Tilt credited this steady organic climb to close relationships developed over time with farmer partners who value transparency. “Our farmer liaison, James Henderson, talks to farmers about how much we’re going to pay them and how much we make. We pay them on time. There are years we have given farmers more than the market value so they can survive,” Tilt said. “A lot of farmers have grown crops and then sent them to get shipped across the sea anonymously. We give them a face. We tell their stories.” To further strengthen its rapport with farmers, Hummingbird invests in them through a program called Farm Connections, which is designed to reveal new opportunities to organic farmers across the region. Farm Connections culminates in an annual Farmer Appreciation Luncheon that includes organic farming education sessions, food prepared with their own ingredients and networking.
Such transparency isn’t limited to exchanges between farmer and supplier. It also extends from supplier to consumer. Hummingbird Wholesale is committed to upholding trust and traceability for the brands they work with, which often incites finished products companies to celebrate Hummingbird Wholesale on their consumer-and retailer-facing websites and packaging. Take the honey-sweetened chocolate bar brand Honey Mama’s, for example.
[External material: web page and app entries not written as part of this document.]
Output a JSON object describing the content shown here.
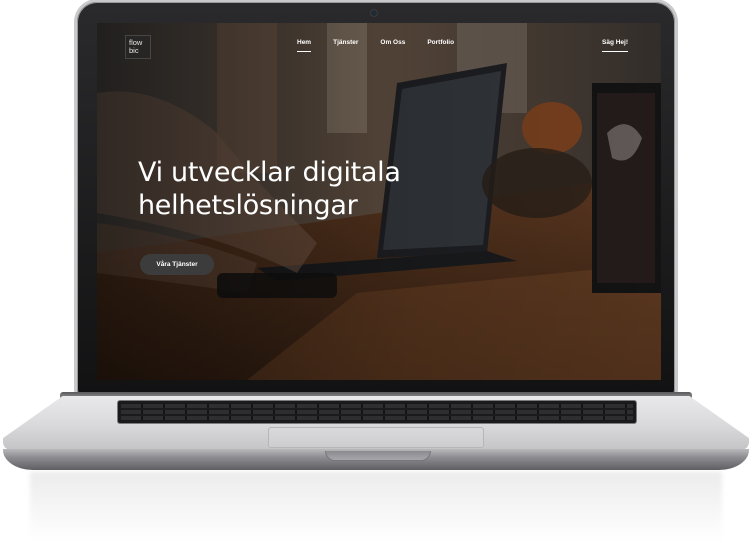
{
  "site": {
    "logo_line1": "flow",
    "logo_line2": "bic",
    "nav": {
      "items": [
        {
          "label": "Hem",
          "active": true
        },
        {
          "label": "Tjänster",
          "active": false
        },
        {
          "label": "Om Oss",
          "active": false
        },
        {
          "label": "Portfolio",
          "active": false
        }
      ],
      "cta_label": "Säg Hej!"
    },
    "hero": {
      "title": "Vi utvecklar digitala helhetslösningar",
      "button_label": "Våra Tjänster"
    }
  },
  "colors": {
    "text": "#ffffff",
    "button_bg": "#3c3c3c",
    "laptop_body": "#d9d9dc",
    "bezel": "#1a1a1c"
  },
  "icons": [
    "camera-icon"
  ]
}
Honey Mama’s sources unrefined organic coconut oil, raw organic almonds and organic dark cocoa powder from Hummingbird, and loves them so much that they give a shout-out to the supplier on the back of their packaging—rare for a manufacturer to do so even in the natural industry.
Collaborating with brands with similar values elevates both companies in the eyes of their customers. “There’s a synergy created between these two businesses that have a similar vision and mission,” Tilt said. “We’re so proud to have our name on their product.”
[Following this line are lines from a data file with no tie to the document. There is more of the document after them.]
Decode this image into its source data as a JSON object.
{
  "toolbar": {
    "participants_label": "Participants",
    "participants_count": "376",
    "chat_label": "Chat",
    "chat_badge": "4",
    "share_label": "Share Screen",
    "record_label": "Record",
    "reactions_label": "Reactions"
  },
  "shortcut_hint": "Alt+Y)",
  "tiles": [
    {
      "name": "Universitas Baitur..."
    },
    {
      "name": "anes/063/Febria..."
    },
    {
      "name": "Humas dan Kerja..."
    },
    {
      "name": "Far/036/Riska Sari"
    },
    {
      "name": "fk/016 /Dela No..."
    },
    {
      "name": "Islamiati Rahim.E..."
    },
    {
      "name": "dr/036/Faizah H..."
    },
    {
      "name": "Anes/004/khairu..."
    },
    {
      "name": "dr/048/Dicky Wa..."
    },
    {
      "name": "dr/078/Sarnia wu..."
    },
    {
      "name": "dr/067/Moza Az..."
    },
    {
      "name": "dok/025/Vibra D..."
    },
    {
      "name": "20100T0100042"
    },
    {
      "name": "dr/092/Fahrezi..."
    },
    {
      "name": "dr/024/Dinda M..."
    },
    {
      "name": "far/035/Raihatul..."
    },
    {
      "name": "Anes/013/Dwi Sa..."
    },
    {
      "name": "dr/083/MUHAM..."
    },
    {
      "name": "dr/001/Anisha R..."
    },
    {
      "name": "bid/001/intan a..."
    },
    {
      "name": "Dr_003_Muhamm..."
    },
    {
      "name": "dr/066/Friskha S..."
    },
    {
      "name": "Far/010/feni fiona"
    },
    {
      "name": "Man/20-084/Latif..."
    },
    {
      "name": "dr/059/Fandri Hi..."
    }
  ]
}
The concept of pride seems to encompass all that Hummingbird Wholesale stands for. Pride in their farmers. Pride in their respect for the earth. Pride in their customers. And judging by the way Tilt’s voice brightens when she mentions individual employees—such as Henderson who works directly with farmers or Karl Benedek who makes deliveries by cargo bike—it’s clear that Hummingbird Wholesale takes pride in their workers, too.
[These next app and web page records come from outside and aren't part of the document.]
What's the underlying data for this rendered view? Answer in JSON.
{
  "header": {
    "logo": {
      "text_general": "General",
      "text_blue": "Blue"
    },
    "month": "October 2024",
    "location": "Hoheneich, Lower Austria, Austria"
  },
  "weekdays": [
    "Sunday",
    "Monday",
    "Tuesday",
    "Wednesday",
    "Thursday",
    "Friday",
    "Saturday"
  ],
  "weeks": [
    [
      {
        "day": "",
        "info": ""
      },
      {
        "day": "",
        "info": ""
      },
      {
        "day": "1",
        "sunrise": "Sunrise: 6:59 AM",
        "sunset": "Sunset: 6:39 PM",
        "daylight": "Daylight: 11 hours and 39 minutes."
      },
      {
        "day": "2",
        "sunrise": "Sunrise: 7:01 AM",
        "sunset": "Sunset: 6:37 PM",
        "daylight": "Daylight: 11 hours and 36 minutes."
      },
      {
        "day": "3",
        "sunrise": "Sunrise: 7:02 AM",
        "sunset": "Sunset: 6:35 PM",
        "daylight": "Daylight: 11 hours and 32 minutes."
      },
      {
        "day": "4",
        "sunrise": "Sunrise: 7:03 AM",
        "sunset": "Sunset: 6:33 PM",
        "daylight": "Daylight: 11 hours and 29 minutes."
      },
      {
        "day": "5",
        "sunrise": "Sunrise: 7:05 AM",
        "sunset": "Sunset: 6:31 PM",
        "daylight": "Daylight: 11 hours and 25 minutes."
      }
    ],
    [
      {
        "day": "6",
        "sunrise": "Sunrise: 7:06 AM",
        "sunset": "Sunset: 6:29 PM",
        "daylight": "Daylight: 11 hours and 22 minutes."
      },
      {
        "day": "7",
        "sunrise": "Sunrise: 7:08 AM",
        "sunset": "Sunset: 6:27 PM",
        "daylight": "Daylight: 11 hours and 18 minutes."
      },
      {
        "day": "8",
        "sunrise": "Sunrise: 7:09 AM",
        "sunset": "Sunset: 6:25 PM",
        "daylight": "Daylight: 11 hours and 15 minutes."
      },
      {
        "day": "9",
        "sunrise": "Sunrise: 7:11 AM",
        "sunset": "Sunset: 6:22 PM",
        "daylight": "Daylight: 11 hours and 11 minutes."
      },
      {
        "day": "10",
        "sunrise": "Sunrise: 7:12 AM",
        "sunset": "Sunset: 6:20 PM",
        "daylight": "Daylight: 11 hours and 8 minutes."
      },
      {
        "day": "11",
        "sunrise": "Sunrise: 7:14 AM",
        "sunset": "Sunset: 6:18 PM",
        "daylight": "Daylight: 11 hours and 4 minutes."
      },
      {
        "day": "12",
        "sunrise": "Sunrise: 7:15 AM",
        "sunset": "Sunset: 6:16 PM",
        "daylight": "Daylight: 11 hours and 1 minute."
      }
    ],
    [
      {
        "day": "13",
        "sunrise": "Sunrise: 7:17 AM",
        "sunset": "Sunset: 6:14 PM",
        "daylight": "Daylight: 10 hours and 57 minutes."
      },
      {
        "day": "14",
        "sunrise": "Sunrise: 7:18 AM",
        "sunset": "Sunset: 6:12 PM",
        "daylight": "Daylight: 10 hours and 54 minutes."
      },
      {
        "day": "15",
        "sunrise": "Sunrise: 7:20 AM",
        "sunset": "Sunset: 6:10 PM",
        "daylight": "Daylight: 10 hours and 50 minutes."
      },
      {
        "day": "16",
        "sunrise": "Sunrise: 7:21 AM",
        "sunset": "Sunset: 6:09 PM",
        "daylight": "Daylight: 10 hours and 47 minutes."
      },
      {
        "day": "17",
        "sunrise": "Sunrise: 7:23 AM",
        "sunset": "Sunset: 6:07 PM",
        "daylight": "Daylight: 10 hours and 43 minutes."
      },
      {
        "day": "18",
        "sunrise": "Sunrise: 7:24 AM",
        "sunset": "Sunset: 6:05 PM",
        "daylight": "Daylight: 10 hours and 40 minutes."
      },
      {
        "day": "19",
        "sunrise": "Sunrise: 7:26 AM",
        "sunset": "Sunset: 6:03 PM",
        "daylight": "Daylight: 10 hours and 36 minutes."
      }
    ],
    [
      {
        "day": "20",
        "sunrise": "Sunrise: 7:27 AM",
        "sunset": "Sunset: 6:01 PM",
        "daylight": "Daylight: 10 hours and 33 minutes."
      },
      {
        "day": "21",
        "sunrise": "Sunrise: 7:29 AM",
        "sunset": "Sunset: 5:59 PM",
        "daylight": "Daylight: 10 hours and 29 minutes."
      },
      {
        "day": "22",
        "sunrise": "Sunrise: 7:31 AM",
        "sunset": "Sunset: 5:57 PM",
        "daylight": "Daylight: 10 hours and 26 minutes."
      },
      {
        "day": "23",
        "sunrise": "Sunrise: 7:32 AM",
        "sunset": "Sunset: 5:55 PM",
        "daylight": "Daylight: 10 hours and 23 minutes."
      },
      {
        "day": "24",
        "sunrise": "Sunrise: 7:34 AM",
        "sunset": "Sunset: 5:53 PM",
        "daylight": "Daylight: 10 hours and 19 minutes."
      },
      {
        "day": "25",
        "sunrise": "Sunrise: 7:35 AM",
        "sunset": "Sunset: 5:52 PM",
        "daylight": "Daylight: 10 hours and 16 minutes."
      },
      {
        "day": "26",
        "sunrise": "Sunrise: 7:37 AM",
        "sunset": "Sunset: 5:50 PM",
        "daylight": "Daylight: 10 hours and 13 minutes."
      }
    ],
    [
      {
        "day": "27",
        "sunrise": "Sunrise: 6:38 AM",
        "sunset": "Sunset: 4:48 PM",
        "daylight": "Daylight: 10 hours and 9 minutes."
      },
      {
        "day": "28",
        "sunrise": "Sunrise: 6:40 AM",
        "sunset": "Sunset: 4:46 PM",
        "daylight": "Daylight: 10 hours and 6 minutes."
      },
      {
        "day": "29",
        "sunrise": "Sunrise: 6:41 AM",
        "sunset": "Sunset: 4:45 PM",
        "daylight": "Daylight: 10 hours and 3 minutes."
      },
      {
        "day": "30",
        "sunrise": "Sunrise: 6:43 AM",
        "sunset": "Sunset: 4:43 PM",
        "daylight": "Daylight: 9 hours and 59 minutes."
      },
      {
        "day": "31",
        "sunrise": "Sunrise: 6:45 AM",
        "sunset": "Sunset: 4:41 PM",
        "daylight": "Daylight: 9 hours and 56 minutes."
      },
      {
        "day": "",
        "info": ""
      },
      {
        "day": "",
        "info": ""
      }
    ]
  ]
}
The company credits its sustainable and conscious business practices to their sustainable and conscious financial growth. Over the years, they’ve gained customers almost entirely by word of mouth—testament to their sterling reputation among manufacturers seeking top-notch ingredients. “It’s really a labor of love,” Tilt said. “We’re in the food business. Margins are very narrow, and no one gets paid a ton of money. But I feel lucky to be a part of it.”
Editor’s Note: The Esca Bona Supplier Heroes is a reoccurring feature of suppliers that fuel innovation in the good food supply chain. These features explore the brand story, innovation, supply chain investment, research and partnerships that these companies undertake to improve the food system and consumer health. We select suppliers based on their commitment to the good food movement, their story, their sustainability initiatives, their focus on safe and efficacious ingredients, and their partnerships with their finished product customers.
Esca Bona is an event and brand spearheaded by New Hope Network that champions the good food movement by helping finished product brands improve their supply chain, support the people who create food, and best harness technology and innovation.
If you know of—or are—a supplier with a story to tell, email Sandy Almendarez, editor in chief, Natural Products INSIDER at email@example.com.